Mother Teresa and Four Others to Be Canonized This Year
Mother Teresa to be made a saint on Sept. 4. Other new saints hail from Argentina (the first), Mexico, Poland and Sweden, the Vatican announced March 15.
VATICAN CITY — After months of anticipation, the date of Mother Teresa’s canonization has finally been announced. It falls on Sept. 4, which this year will also mark a special jubilee for workers and volunteers of mercy.
Though it’s been rumored for months that Mother Teresa’s canonization will take place Sept. 4, the Vatican made the date official during a March 15 consistory of cardinals.
Mother Teresa was born Agnes Gonxha Bojaxhiu on Aug. 26, 1910, in Skopje, Macedonia. After joining the Sisters of Loretto at age 17, she was sent to Calcutta, where she later contracted tuberculosis and was sent to rest in Darjeeling.
On the way, she felt what she called “an order” from God to leave the convent and live among the poor.
After she left her convent, Mother Teresa began working in the slums, teaching poor children and treating the sick in their homes. A year later, some of her former students joined her, and, together, they took in men, women and children who were dying in the gutters along the streets.
In 1950, the Missionaries of Charity were born as a congregation of the Diocese of Calcutta. In 1952, the government granted them a house from which to continue their mission of serving Calcutta's poor and forgotten.

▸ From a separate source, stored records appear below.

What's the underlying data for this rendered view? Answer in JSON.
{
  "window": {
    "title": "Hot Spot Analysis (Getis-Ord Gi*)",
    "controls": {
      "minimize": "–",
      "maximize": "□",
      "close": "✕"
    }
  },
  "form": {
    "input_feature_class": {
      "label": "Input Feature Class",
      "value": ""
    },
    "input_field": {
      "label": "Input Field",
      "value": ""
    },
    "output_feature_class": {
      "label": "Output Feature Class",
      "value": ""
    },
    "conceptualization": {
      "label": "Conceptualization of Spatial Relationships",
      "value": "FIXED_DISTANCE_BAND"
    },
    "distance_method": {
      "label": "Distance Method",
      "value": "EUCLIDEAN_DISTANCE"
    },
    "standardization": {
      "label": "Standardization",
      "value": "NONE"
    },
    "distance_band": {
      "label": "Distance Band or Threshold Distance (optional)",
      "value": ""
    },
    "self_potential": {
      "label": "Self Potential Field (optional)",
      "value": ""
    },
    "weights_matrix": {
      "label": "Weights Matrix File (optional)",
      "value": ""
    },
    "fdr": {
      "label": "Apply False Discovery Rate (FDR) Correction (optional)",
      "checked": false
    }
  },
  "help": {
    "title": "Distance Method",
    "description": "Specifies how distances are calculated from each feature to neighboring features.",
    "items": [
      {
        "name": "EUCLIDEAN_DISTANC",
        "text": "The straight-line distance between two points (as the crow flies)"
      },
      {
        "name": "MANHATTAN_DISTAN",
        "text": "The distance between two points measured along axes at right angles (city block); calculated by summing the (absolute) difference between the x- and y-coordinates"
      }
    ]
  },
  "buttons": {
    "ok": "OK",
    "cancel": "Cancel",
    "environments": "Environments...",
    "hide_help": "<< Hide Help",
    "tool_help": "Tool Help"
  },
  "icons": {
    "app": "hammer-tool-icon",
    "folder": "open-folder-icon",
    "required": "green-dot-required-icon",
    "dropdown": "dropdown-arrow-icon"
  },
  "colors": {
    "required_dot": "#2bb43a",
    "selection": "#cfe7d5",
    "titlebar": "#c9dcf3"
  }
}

She died Sept. 5, 1997, and was beatified just six years later by St. John Paul II on Oct. 19, 2003.
In addition to Mother Teresa, the consistory also decided on the canonization dates of four other blesseds: Maria Elisabetta Hesselblad, Jose Sanchez del Rio, Stanislaus of Jesus Mary and Jose Gabriel del Rosario Brochero.
The canonization of Jose Sanchez del Rio is also noteworthy. He will be made a saint on Oct. 16, alongside Jose Gabriel del Rosario Brochero.

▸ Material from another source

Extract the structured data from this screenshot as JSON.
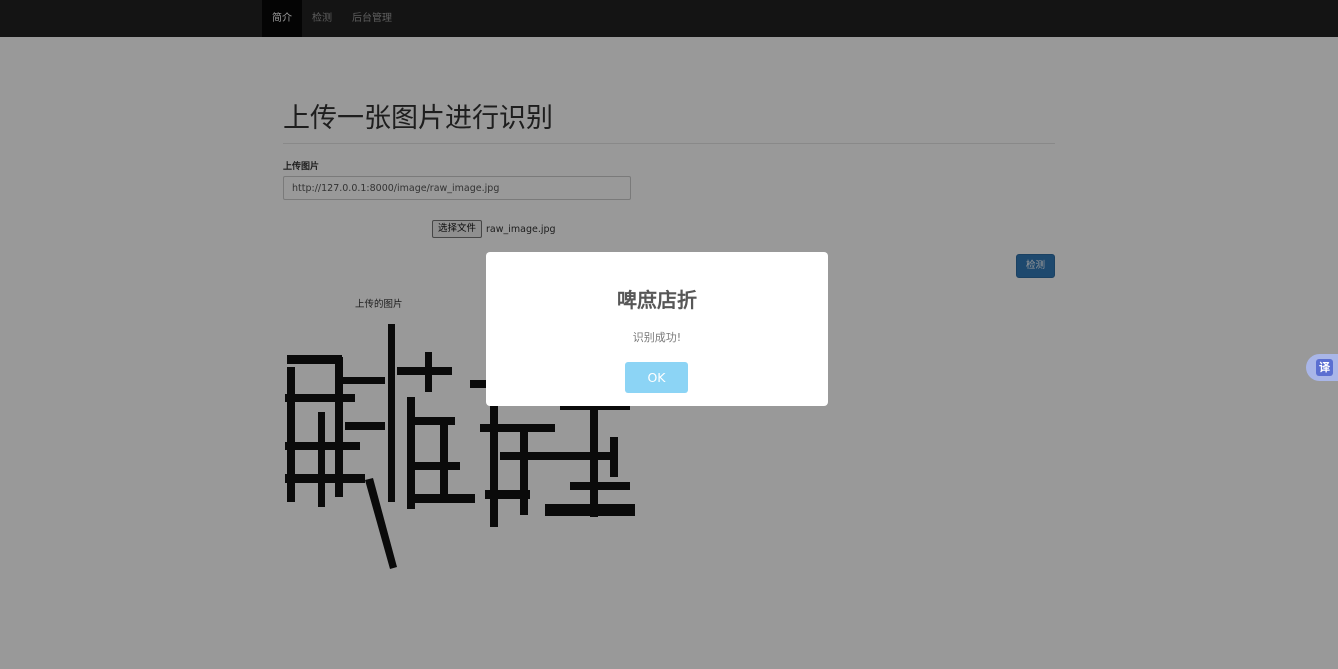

José Luis Sánchez del Río was brutally tortured and killed when he was 14 years old during the 1924-1928 religious persecution by Mexican President Plutarco Elías Calles. José Luis had enlisted in the ranks of the Cristeros, under the command of Gen. Prudencio Mendoza.
He was martyred by the Federal Army on Feb. 10, 1928. According to the story, the soldiers cut off the soles of his feet and forced him to walk barefoot to his grave. Moments before he was killed, the boy shouted, “Viva Cristo Rey!” or “Long live Christ the King!”
His character was one of the main protagonists in the film For Greater Glory.
Jose Gabriel del Rosario Brochero, frequently referred to as the “gaucho priest,” will be Argentina’s first saint.
Born on March 16, 1840, the priest suffered from leprosy throughout his life and is known for his service to the sick and the dying. He died in 1914 and was beatified by Pope Francis on Sept. 14, 2013.
Sweden will also receive a new saint in Blessed Maria Elizabeth Hesselblad, who will be canonized June 5, alongside Polish Blessed Stanislaus of Jesus and Mary Papczynski.
Born in the small village of Faglavik, in Sweden’s western coast province of Alvsborg, on June 4, 1870, Maria Elisabeth was a nurse and a convert to Catholicism. After her conversion, she went on to found a new order of Bridgettines, called the Most Holy Savior of St. Bridget.
She died in Rome on April 24, 1957, and was beatified April 9, 2000, by St. John Paul II.
Blessed Stanislaus of Jesus and Mary Papczynski is a Polish priest born in 1631 and beatified by Benedict XVI in 2007.
Often referred to as the “Father Founder,” Stanislaus is known for his writings and constant encouragement to contemplate God’s mercy and to turn to Mary Immaculate for guidance and protection.
In addition to founding the Congregation of Marian Fathers of the Immaculate Conception of the Most Blessed Virgin Mary, the priest also experienced visions of Holy Souls in Purgatory and urged penance and prayers on their behalf.